• Exercise goal: Word for word, write out all of the data below.

■ ■ ■ ■

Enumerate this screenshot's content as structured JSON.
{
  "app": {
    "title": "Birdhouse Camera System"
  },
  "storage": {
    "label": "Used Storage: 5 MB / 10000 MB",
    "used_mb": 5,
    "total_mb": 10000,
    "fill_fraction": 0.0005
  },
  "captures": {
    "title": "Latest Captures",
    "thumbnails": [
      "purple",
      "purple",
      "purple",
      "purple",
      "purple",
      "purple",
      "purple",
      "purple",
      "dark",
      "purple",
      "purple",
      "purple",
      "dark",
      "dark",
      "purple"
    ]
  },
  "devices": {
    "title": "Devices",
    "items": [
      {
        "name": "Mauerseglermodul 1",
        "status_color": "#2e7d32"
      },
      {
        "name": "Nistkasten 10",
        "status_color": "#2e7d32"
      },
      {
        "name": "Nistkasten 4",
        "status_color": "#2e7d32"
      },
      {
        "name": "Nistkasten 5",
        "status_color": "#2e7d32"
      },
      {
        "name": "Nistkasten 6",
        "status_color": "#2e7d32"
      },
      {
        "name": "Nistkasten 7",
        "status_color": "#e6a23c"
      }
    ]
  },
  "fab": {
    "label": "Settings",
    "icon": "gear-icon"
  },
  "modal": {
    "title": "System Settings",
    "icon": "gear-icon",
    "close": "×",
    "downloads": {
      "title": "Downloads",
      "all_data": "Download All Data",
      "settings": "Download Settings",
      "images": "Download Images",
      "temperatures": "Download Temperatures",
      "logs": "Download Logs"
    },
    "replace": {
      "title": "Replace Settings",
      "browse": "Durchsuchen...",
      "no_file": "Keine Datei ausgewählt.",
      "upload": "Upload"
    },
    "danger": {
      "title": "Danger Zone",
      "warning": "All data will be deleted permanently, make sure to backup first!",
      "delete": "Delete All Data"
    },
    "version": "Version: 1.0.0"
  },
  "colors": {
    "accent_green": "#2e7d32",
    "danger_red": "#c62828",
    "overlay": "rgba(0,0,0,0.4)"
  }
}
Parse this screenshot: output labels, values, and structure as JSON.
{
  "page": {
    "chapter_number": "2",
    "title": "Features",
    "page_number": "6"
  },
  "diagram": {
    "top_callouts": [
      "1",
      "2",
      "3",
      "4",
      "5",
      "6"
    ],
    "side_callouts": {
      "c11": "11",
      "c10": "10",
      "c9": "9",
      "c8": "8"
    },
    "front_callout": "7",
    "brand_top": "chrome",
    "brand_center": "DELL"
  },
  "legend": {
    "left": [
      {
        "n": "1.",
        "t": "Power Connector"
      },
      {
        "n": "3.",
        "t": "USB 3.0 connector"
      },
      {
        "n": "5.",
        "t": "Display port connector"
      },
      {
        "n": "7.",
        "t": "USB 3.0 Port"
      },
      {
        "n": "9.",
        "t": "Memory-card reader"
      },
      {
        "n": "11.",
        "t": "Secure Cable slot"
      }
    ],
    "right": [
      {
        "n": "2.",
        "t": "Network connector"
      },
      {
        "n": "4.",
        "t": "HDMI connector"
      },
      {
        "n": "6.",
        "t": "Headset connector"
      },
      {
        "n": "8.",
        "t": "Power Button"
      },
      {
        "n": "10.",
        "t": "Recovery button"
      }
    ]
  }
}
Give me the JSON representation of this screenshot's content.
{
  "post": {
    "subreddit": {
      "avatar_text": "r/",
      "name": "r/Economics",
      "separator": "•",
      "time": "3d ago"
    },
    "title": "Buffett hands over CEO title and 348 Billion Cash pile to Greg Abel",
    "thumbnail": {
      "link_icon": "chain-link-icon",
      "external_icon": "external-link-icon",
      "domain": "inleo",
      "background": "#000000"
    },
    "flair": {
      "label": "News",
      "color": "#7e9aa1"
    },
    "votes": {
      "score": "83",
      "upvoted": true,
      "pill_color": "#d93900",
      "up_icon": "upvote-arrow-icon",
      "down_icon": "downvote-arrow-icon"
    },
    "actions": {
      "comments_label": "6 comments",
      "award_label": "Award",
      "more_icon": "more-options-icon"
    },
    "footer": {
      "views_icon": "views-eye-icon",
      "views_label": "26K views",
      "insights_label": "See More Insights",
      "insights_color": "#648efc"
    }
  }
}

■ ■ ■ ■

• Result for this exercise:
Enumerate this screenshot's content as structured JSON.
{
  "app": {
    "title": "Birdhouse Camera System"
  },
  "storage": {
    "label": "Used Storage: 5 MB / 10000 MB",
    "used_mb": 5,
    "total_mb": 10000,
    "fill_fraction": 0.0005
  },
  "captures": {
    "title": "Latest Captures",
    "thumbnails": [
      "purple",
      "purple",
      "purple",
      "purple",
      "purple",
      "purple",
      "purple",
      "purple",
      "dark",
      "purple",
      "purple",
      "purple",
      "dark",
      "dark",
      "purple"
    ]
  },
  "devices": {
    "title": "Devices",
    "items": [
      {
        "name": "Mauerseglermodul 1",
        "status_color": "#2e7d32"
      },
      {
        "name": "Nistkasten 10",
        "status_color": "#2e7d32"
      },
      {
        "name": "Nistkasten 4",
        "status_color": "#2e7d32"
      },
      {
        "name": "Nistkasten 5",
        "status_color": "#2e7d32"
      },
      {
        "name": "Nistkasten 6",
        "status_color": "#2e7d32"
      },
      {
        "name": "Nistkasten 7",
        "status_color": "#e6a23c"
      }
    ]
  },
  "fab": {
    "label": "Settings",
    "icon": "gear-icon"
  },
  "modal": {
    "title": "System Settings",
    "icon": "gear-icon",
    "close": "×",
    "downloads": {
      "title": "Downloads",
      "all_data": "Download All Data",
      "settings": "Download Settings",
      "images": "Download Images",
      "temperatures": "Download Temperatures",
      "logs": "Download Logs"
    },
    "replace": {
      "title": "Replace Settings",
      "browse": "Durchsuchen...",
      "no_file": "Keine Datei ausgewählt.",
      "upload": "Upload"
    },
    "danger": {
      "title": "Danger Zone",
      "warning": "All data will be deleted permanently, make sure to backup first!",
      "delete": "Delete All Data"
    },
    "version": "Version: 1.0.0"
  },
  "colors": {
    "accent_green": "#2e7d32",
    "danger_red": "#c62828",
    "overlay": "rgba(0,0,0,0.4)"
  }
}
Parse this screenshot: output labels, values, and structure as JSON.
{
  "page": {
    "chapter_number": "2",
    "title": "Features",
    "page_number": "6"
  },
  "diagram": {
    "top_callouts": [
      "1",
      "2",
      "3",
      "4",
      "5",
      "6"
    ],
    "side_callouts": {
      "c11": "11",
      "c10": "10",
      "c9": "9",
      "c8": "8"
    },
    "front_callout": "7",
    "brand_top": "chrome",
    "brand_center": "DELL"
  },
  "legend": {
    "left": [
      {
        "n": "1.",
        "t": "Power Connector"
      },
      {
        "n": "3.",
        "t": "USB 3.0 connector"
      },
      {
        "n": "5.",
        "t": "Display port connector"
      },
      {
        "n": "7.",
        "t": "USB 3.0 Port"
      },
      {
        "n": "9.",
        "t": "Memory-card reader"
      },
      {
        "n": "11.",
        "t": "Secure Cable slot"
      }
    ],
    "right": [
      {
        "n": "2.",
        "t": "Network connector"
      },
      {
        "n": "4.",
        "t": "HDMI connector"
      },
      {
        "n": "6.",
        "t": "Headset connector"
      },
      {
        "n": "8.",
        "t": "Power Button"
      },
      {
        "n": "10.",
        "t": "Recovery button"
      }
    ]
  }
}
Give me the JSON representation of this screenshot's content.
{
  "post": {
    "subreddit": {
      "avatar_text": "r/",
      "name": "r/Economics",
      "separator": "•",
      "time": "3d ago"
    },
    "title": "Buffett hands over CEO title and 348 Billion Cash pile to Greg Abel",
    "thumbnail": {
      "link_icon": "chain-link-icon",
      "external_icon": "external-link-icon",
      "domain": "inleo",
      "background": "#000000"
    },
    "flair": {
      "label": "News",
      "color": "#7e9aa1"
    },
    "votes": {
      "score": "83",
      "upvoted": true,
      "pill_color": "#d93900",
      "up_icon": "upvote-arrow-icon",
      "down_icon": "downvote-arrow-icon"
    },
    "actions": {
      "comments_label": "6 comments",
      "award_label": "Award",
      "more_icon": "more-options-icon"
    },
    "footer": {
      "views_icon": "views-eye-icon",
      "views_label": "26K views",
      "insights_label": "See More Insights",
      "insights_color": "#648efc"
    }
  }
}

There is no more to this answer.